I was in the room 19 years ago when Anita Hill and Clarence Thomas testified about things I never imagined I’d hear discussed in public, no less before a congressional committee. The atmosphere was charged, the details sordid. Some people in the room believed Hill’s graphic account. Others credited Thomas’ vehement denials.
But I doubt anyone present shared my colleague Kathleen Parker’s reaction: “She may have told the truth, but so what?” So many years later, with memories faded even if emotions still run high, it’s worth explaining why this matters.
First, if Hill told the truth—and I believe she did—Thomas’ behavior went far beyond raunchy remarks or mild flirtation that Hill ought to have shrugged off. Indeed, if you believe Hill’s account, Thomas himself recognized how far across the line he had gone: “He said that if I ever told anyone of his behavior that it would ruin his career.”
Second, if Hill told the truth—and Parker acknowledges that she may have—then Thomas outright lied. There is no way to square their testimony. You could imagine a world in which Hill related how offensive Thomas’ behavior felt to her and Thomas said he had no clue she was taking it that way. But Thomas’ blanket denials left no room for that middle-ground possibility.
Hill testified that three months after she began working for Thomas at the Department of Education’s civil rights office, he started to ask her out. “I was very uncomfortable with the idea and told him so,” Hill testified. “I thought that by saying no and explaining my reasons my employer would abandon his social suggestions. However, to my regret, in the following few weeks, he continued to ask me out on several occasions. He pressed me to justify my reasons for saying no to him.”
It didn’t end there. Thomas, Hill testified, repeatedly discussed the most extreme sorts of pornography—women having sex with animals, rape scenes—and bragged about his sexual prowess. “Because I was extremely uncomfortable talking about sex with him at all and particularly in such a graphic way, I told him that I did not want to talk about these subjects,” Hill said. “My efforts to change the subject were rarely successful.”
Hill explained that when Thomas was tapped to become EEOC chairman, she chose to follow him for several reasons: Thomas’ “offensive behavior” seemed to have stopped; she cared about civil rights work; and she didn’t have another job.
Then, the conduct resumed: “The comments were random and ranged from pressing me about why I didn’t go out with him to remarks about my personal appearance,” she said. “He began to show displeasure in his tone and voice and his demeanor and his continued pressure for an explanation. He commented on what I was wearing in terms of whether it made me more or less sexually attractive.”

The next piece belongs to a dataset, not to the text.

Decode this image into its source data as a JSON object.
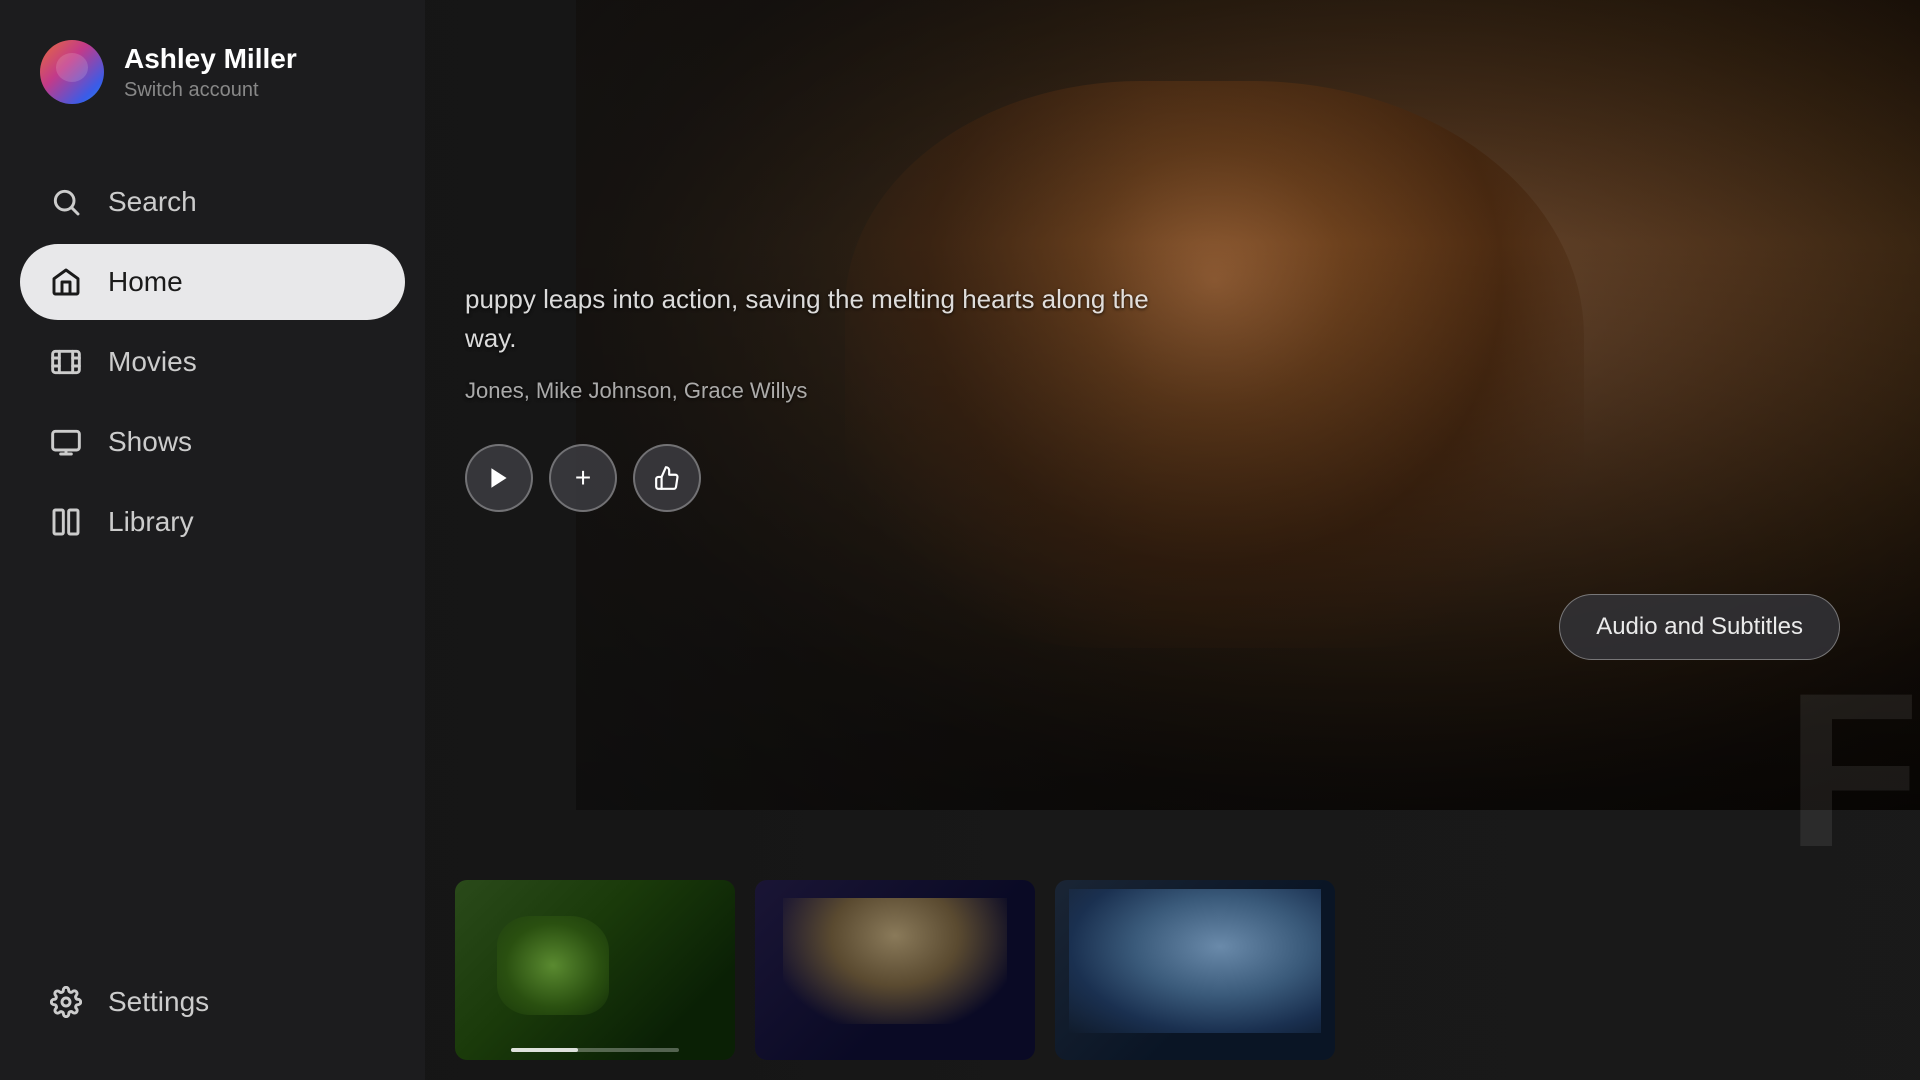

Hill said Thomas’ discussions of pornography and the pressure to date him “made me feel sort of helpless in a job situation because I really wanted to do the work that I was doing.”
Eventually, Hill said, she left for a new job, “in large part because of my desire to escape the pressures I felt at the EEOC.” Should Hill have complained to a higher authority? “I may have used poor judgment early on in my relationship with this issue,” she told the Senate. “I was aware, however, that telling at any point in my career could adversely affect my future career.”
If this sounds like a “so what” situation to you, please explain what your reaction would be if you found your wife, your daughter—or yourself—in this predicament.
Then there is the uncomfortable topic of perjury. In his famous “high-tech lynching” statement, Thomas allowed for no possibility of an innocent misunderstanding. He testified “unequivocally, uncategorically, that I deny each and every single allegation against me today that suggested in any way that I had conversations of a sexual nature or about pornographic material with Anita Hill, that I ever attempted to date her, that I ever had any personal sexual interest in her, or that I in any way ever harassed her.”
To acknowledge that Hill may have told the truth is to accept that Thomas may have lied—repeatedly and under oath. If Hill testified truthfully, Thomas committed perjury. And this seems, even now, like a pretty big so what.
Ruth Marcus’ e-mail address is marcusr(at symbol)washpost.com.
© 2010, Washington Post Writers Group